Everyone kept walking, signs held high. Fable pressed her sign higher. Kids kept dancing, riding...
They understand... 

These men want to stop the Parade.

But they can't.
They were not Muslim, these men. They called themselves Christians (but we knew better than to believe them.)

They were Americans. 

Just like the Orlando shooter.

They were extremists.

Just like the Orlando shooter.

They were men. 

Just like the Orlando shooter.

Their weapons were different, perhaps. But the root was the same. Homophobia. Toxic masculinity. Racism. Hatred born out of shame... fear... self hatred. Using religion as a crutch... using their god's name... in vain.

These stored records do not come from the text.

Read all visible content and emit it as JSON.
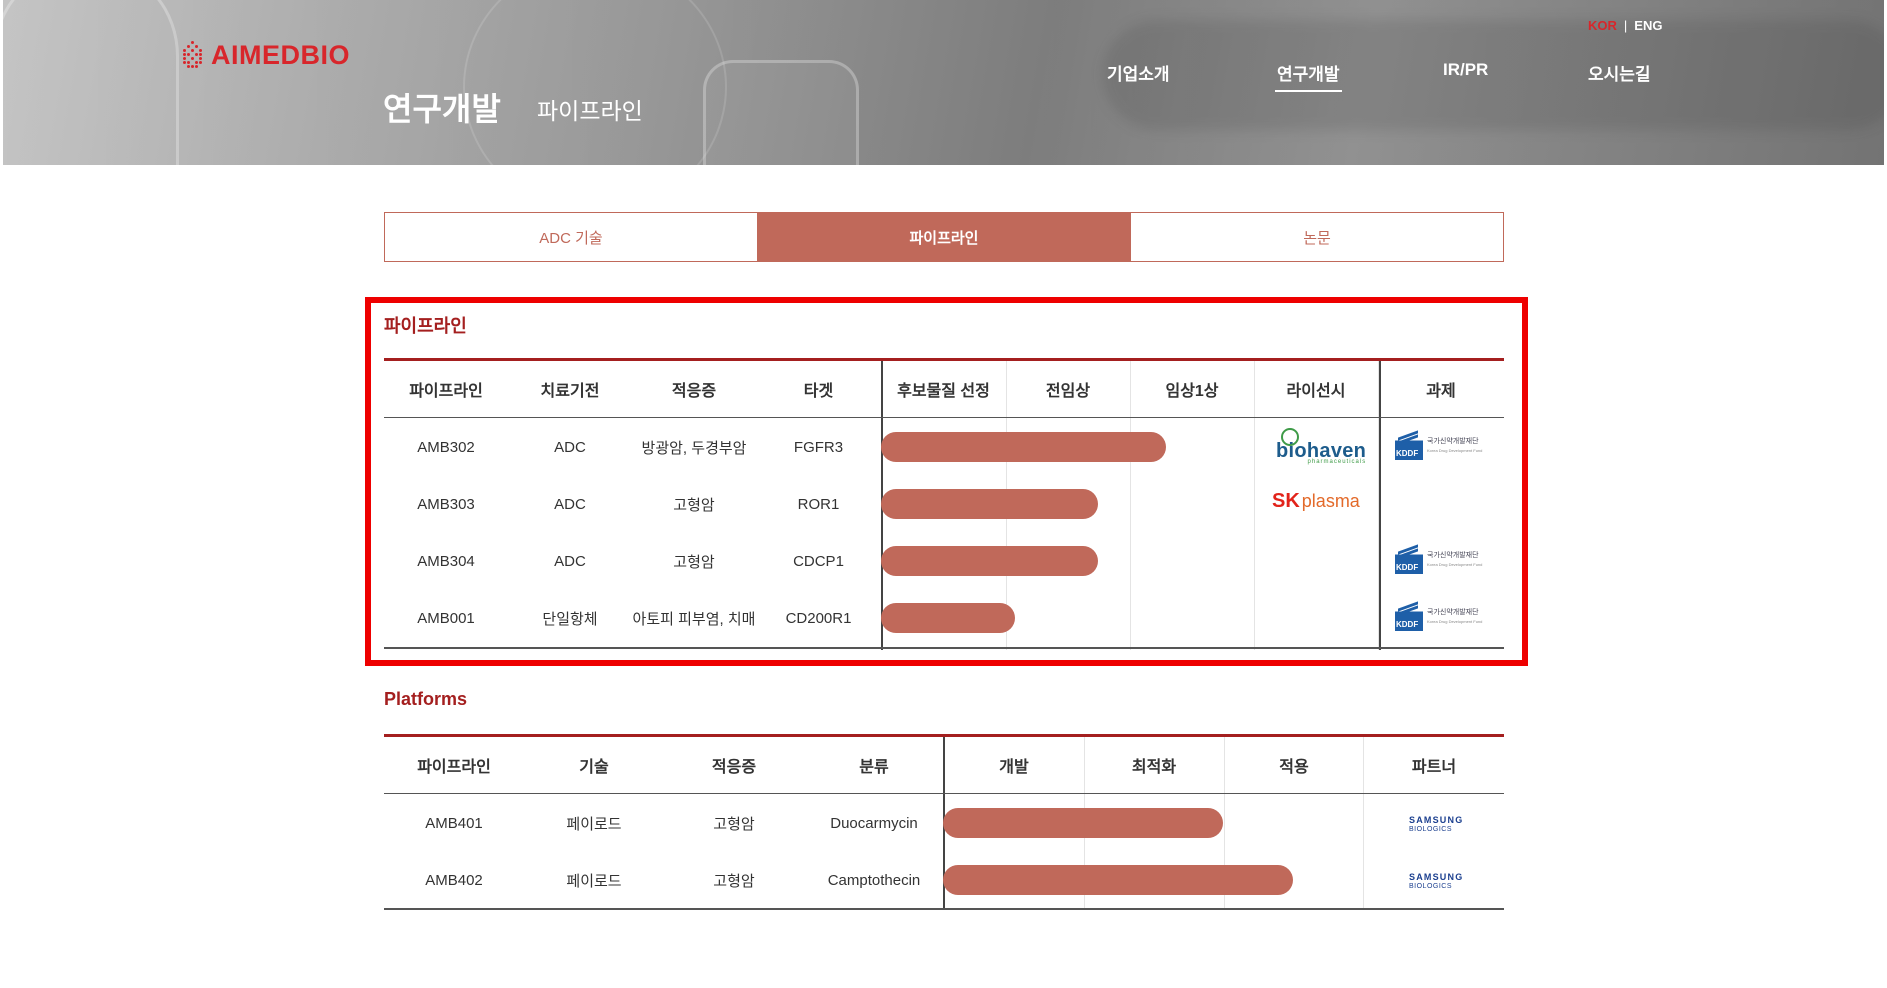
{
  "header": {
    "logo_text": "AIMEDBIO",
    "page_title": "연구개발",
    "page_subtitle": "파이프라인",
    "lang": {
      "kor": "KOR",
      "eng": "ENG",
      "sep": "|"
    },
    "nav": [
      "기업소개",
      "연구개발",
      "IR/PR",
      "오시는길"
    ],
    "nav_active": "연구개발"
  },
  "tabs": [
    {
      "label": "ADC 기술",
      "active": false
    },
    {
      "label": "파이프라인",
      "active": true
    },
    {
      "label": "논문",
      "active": false
    }
  ],
  "pipeline": {
    "title": "파이프라인",
    "headers": [
      "파이프라인",
      "치료기전",
      "적응증",
      "타겟",
      "후보물질 선정",
      "전임상",
      "임상1상",
      "라이선시",
      "과제"
    ],
    "rows": [
      {
        "name": "AMB302",
        "mechanism": "ADC",
        "indication": "방광암, 두경부암",
        "target": "FGFR3",
        "progress_stages": 2.3,
        "licensee": "biohaven",
        "project": "KDDF"
      },
      {
        "name": "AMB303",
        "mechanism": "ADC",
        "indication": "고형암",
        "target": "ROR1",
        "progress_stages": 1.75,
        "licensee": "SK plasma",
        "project": ""
      },
      {
        "name": "AMB304",
        "mechanism": "ADC",
        "indication": "고형암",
        "target": "CDCP1",
        "progress_stages": 1.75,
        "licensee": "",
        "project": "KDDF"
      },
      {
        "name": "AMB001",
        "mechanism": "단일항체",
        "indication": "아토피 피부염, 치매",
        "target": "CD200R1",
        "progress_stages": 1.08,
        "licensee": "",
        "project": "KDDF"
      }
    ]
  },
  "platforms": {
    "title": "Platforms",
    "headers": [
      "파이프라인",
      "기술",
      "적응증",
      "분류",
      "개발",
      "최적화",
      "적용",
      "파트너"
    ],
    "rows": [
      {
        "name": "AMB401",
        "tech": "페이로드",
        "indication": "고형암",
        "category": "Duocarmycin",
        "progress_stages": 2.0,
        "partner": "SAMSUNG BIOLOGICS"
      },
      {
        "name": "AMB402",
        "tech": "페이로드",
        "indication": "고형암",
        "category": "Camptothecin",
        "progress_stages": 2.5,
        "partner": "SAMSUNG BIOLOGICS"
      }
    ]
  },
  "logos": {
    "biohaven_word": "biohaven",
    "biohaven_sub": "pharmaceuticals",
    "sk": "SK",
    "plasma": "plasma",
    "kddf_mark": "KDDF",
    "kddf_name": "국가신약개발재단",
    "kddf_en": "Korea Drug Development Fund",
    "samsung_1": "SAMSUNG",
    "samsung_2": "BIOLOGICS"
  },
  "colors": {
    "accent": "#c0695a",
    "brand_red": "#d8262b",
    "title_red": "#a41f1f",
    "highlight": "#ee0000"
  }
}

They were American.

This is America.  

Where guns are easily accessed. Where "hate" is a campaign strategy... Where LOVE is something debated in houses of worship... Where people say things like, "love the sinner, hate the sin." 

Where there are CAVEATS to mourning.

To acceptance.

To love. 

Keep walking...

Keep dancing...

Keep holding up your signs...

Keep LOVING exactly as you LOVE...
Sunday, we took the kids to the LA PRIDE parade. And next year we will, too. And the year after that. And the year after that. Because LOVE is a parade. SEXUALITY is a parade. OWNING our differences is a parade. FREEDOM is a parade. BODIES, FEELING SAFE AND CONFIDENT, is a parade. I want my children to see that. To feel that. To encourage and support and embrace EXACTLY who they are. And to rejoice as others lovingly, confidently do the same...

(My entire post is here.)

Love and solidarity to the LGBTQ community in Orlando and all LGBTQ communities worldwide. We are heartbroken for you. We love you. We stand by you. And we will continue to use our privilege to fight for your BASIC HUMAN RIGHT to THRIVE in this country. WITH LOVE AND INCLUSION. 

For those looking to DO SOMETHING here is a great place to start.  For those wondering how to talk to your children about Orlando's hideous hate crime, "LOOK FOR THE HELPERS" is no longer good enough...  WE NEED TO BE THE HELPERS. BY BEING ALLIES. BY PREACHING LOVE. BY RESISTING BIGOTRY AND RACISM IN OUR COMMUNITIES AND CULTURE... We need to involve our children in the conversation -- include them in the good fight. THIS IS THE TIME. LOVE IS AN ALL AGES SHOW.